Painter. Scientist. Inventor. Designer. Engineer. Visionary. Genius.
Has there ever been a man with more labels attached to his name than Leonardo da Vinci?
Probably not. In a world where mere mortals struggle to master just one profession, da Vinci seemed to master them all. He painted "The Mona Lisa" more than 500 years ago, and it's still probably the most famous painting in the world. He was a key developer of the camera obscura, an early projection device whose descendants include the still camera. He studied human anatomy, invented the ball bearing, designed primitive tanks, helicopters and even lawn mowers, centuries before they were invented.
Beginning Saturday and running through Jan. 31, the Maryland Science Center will be home to "Da Vinci - The Genius," a traveling exhibit that should be mandatory viewing for those both unfamiliar with or doubtful of his genius and for those who might enjoy being overwhelmed by it.
"There is so much to absorb," says Brenda Lewis, the science center's acting director of exhibits. "To have all of these [areas] in which he could operate. It's amazing that these things that we use today, these were 15th-century ideas that we have either improved upon or extended. To think that what we are looking at today was thought of over 500 years ago ..."
While the exhibit doesn't feature any of de Vinci's actual paintings or other works - such valuable treasures don't do a lot of traveling - the man's incalculable intelligence and curiosity could not be better represented. Dozens of his designs, including a one-man band and a prototypical diving suit, are brought into three dimensions, in ways he himself never saw in his lifetime. There are reproductions of his notebooks (known as codices), anatomical drawings and paintings.
"The Mona Lisa," safely tucked away behind bulletproof glass at the Louvre in Paris, with visitors kept at arm's length, all but comes to life here in Baltimore, with an entire room devoted to multiple images of the famous painting. Included is a series of oversize infrared photographs that reveal details long hidden under coats of varnish and years of wear, as well as original colors unseen for centuries.
The exhibit, housed on the center's second floor in its Legg Mason Gallery, opens with a timeline of da Vinci's life, 24 photographs chronicling not only events in his life, but in the world.
Born in 1452, the illegitimate son of a notary, da Vinci lived through a time of great cultural and scientific advancement. Among painters, his contemporaries in the Italian Renaissance movement included Michelangelo and Raphael. During his lifetime, the first books were printed in English, the Tudors rose to power and Christopher Columbus set sail for what he thought would be India.
To be thought of as the greatest mind of that era was no mean feat.
"He's one of the greatest geniuses of all time, really," says Rob Kirk of Grande Exhibitions, the Australian-based company that put together the exhibit. "The breadth of his knowledge, and the genius, is astonishing."

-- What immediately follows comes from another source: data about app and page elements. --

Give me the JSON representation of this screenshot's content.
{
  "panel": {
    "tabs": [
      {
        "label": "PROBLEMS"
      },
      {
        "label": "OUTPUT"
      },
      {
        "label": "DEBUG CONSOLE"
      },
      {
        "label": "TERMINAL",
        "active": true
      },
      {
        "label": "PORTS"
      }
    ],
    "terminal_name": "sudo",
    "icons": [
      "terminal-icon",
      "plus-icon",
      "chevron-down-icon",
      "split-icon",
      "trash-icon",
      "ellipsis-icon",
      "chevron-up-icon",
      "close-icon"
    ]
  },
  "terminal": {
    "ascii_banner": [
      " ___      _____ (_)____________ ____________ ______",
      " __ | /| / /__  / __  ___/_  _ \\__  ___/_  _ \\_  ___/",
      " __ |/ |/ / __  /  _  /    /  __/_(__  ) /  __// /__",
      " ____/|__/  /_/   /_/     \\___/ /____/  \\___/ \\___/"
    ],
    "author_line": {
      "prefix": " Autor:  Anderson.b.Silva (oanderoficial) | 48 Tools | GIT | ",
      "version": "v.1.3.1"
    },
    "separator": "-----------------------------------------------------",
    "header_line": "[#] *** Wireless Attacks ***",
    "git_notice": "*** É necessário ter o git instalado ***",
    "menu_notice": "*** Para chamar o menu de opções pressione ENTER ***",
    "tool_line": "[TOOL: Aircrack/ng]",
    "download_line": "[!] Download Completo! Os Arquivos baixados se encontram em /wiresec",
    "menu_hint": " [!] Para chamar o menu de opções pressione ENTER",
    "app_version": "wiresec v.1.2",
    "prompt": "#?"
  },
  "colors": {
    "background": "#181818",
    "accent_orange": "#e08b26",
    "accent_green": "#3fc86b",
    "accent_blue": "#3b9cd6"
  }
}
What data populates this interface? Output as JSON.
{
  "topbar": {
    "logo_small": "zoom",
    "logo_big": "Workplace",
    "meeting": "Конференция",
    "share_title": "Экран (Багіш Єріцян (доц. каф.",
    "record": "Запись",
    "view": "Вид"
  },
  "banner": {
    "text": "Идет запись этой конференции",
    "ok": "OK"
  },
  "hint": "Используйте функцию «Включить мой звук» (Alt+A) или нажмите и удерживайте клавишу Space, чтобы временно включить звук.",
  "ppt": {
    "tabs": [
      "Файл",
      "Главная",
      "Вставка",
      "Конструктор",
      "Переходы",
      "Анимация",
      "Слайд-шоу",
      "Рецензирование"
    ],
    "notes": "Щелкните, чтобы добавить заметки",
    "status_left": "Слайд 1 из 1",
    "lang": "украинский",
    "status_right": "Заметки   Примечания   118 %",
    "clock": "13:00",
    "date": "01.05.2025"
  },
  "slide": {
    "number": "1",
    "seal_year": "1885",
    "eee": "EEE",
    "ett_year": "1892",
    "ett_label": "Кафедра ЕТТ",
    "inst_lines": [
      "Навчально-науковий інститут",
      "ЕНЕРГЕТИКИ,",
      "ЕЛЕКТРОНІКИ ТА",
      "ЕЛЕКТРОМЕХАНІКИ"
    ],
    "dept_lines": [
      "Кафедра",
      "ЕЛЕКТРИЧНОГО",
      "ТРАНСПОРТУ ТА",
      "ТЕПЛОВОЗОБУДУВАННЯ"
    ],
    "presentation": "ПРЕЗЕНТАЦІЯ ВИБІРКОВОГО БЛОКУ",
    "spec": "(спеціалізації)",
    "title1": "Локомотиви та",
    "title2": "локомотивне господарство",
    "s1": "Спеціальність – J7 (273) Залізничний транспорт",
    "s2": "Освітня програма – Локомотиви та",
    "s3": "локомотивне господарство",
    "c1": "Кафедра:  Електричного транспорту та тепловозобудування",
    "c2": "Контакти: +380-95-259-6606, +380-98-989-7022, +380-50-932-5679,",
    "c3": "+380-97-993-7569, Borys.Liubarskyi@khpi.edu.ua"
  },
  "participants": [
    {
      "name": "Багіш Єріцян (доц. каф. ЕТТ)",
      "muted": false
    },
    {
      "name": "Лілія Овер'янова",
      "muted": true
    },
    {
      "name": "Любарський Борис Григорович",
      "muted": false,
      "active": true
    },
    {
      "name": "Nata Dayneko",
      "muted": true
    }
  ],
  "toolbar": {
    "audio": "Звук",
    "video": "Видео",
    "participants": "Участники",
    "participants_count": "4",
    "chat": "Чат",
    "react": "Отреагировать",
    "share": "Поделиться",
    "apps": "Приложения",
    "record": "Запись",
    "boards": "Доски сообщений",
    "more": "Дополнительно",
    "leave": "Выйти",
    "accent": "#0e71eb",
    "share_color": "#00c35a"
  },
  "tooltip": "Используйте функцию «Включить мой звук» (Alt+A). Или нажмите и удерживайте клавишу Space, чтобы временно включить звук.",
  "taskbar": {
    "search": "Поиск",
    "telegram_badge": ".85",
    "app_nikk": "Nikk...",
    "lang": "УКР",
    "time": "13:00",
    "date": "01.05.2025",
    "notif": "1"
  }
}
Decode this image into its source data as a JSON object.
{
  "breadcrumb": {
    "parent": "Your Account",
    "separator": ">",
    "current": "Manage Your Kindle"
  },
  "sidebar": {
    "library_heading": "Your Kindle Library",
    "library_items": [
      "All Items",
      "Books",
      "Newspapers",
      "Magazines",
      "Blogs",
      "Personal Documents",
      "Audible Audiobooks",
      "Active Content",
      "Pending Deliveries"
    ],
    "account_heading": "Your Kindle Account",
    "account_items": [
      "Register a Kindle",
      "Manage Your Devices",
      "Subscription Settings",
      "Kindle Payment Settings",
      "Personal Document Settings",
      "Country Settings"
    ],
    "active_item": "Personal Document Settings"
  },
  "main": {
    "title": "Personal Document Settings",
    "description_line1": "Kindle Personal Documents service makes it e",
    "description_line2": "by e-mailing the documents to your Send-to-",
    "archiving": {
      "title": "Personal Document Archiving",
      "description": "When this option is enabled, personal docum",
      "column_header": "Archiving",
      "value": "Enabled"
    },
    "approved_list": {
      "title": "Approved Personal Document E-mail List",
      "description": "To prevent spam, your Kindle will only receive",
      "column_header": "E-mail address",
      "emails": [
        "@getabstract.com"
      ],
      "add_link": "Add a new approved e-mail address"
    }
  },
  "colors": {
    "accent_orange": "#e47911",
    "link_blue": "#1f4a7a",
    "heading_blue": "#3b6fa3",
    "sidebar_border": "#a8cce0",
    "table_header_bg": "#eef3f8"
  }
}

Most of "Da Vinci - The Genius" is devoted to realizations of more than 65 of his designs, all constructed by skilled Italian artisans using materials and methods that would have been available in his time. Some of the resulting machines are built to operational size, such as the "aerial screw," a helicopter prototype some 12 feet high. Others are done to scale, such as the carro armato, or tank, a pyramid-shaped vehicle that would need to be big enough to hold nine men (one to fire the gun, eight to turn cranks that would move the vehicle), but here is about the size of an amusement-park bumper car.
There's even a miniature "ideal city," devised some 400 years before James Rouse would come up with the idea for Columbia, containing lots of open space and houses raised on stilts high above the streets and sewers.
The fact that da Vinci himself was never able to see his designs realized adds a measure of poignancy to the exhibit. But there's a potent sense of exhilaration, as well. He wasn't afraid to take on problems his contemporaries thought impossible - the idea of a machine that flew, especially while spinning like a top, must have seemed pretty ridiculous at the time.
Da Vinci himself acknowledged that some of his designs, often commissioned by leaders of Italian city-states looking for a leg up in the 15th-century arms race, were impractical. A mowing machine, 10 scythes mounted on a wagon and pulled by a horse, would most likely scare the poor creature, he once said. And a "multi-directional gun machine" (mitragliatrice a ventaglio), something of a portable artillery line or an early machine gun, seems like a great idea, but where would a soldier find the time to reload it?